*TASK ITEM:* Copy out the entries below precisely; nothing is to be omitted.

*RECORDED INFORMATION:*
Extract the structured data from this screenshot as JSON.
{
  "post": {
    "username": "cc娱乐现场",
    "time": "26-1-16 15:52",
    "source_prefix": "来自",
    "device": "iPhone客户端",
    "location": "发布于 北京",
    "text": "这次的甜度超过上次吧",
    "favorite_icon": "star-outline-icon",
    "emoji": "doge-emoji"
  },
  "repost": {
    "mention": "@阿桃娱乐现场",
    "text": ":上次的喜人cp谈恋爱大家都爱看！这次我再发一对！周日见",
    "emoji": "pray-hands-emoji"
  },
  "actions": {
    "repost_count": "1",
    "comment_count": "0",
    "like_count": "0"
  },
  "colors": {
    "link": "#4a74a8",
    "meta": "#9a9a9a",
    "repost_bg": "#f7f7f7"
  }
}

*COMPLETED TASK:*
Extract the structured data from this screenshot as JSON.
{
  "post": {
    "username": "cc娱乐现场",
    "time": "26-1-16 15:52",
    "source_prefix": "来自",
    "device": "iPhone客户端",
    "location": "发布于 北京",
    "text": "这次的甜度超过上次吧",
    "favorite_icon": "star-outline-icon",
    "emoji": "doge-emoji"
  },
  "repost": {
    "mention": "@阿桃娱乐现场",
    "text": ":上次的喜人cp谈恋爱大家都爱看！这次我再发一对！周日见",
    "emoji": "pray-hands-emoji"
  },
  "actions": {
    "repost_count": "1",
    "comment_count": "0",
    "like_count": "0"
  },
  "colors": {
    "link": "#4a74a8",
    "meta": "#9a9a9a",
    "repost_bg": "#f7f7f7"
  }
}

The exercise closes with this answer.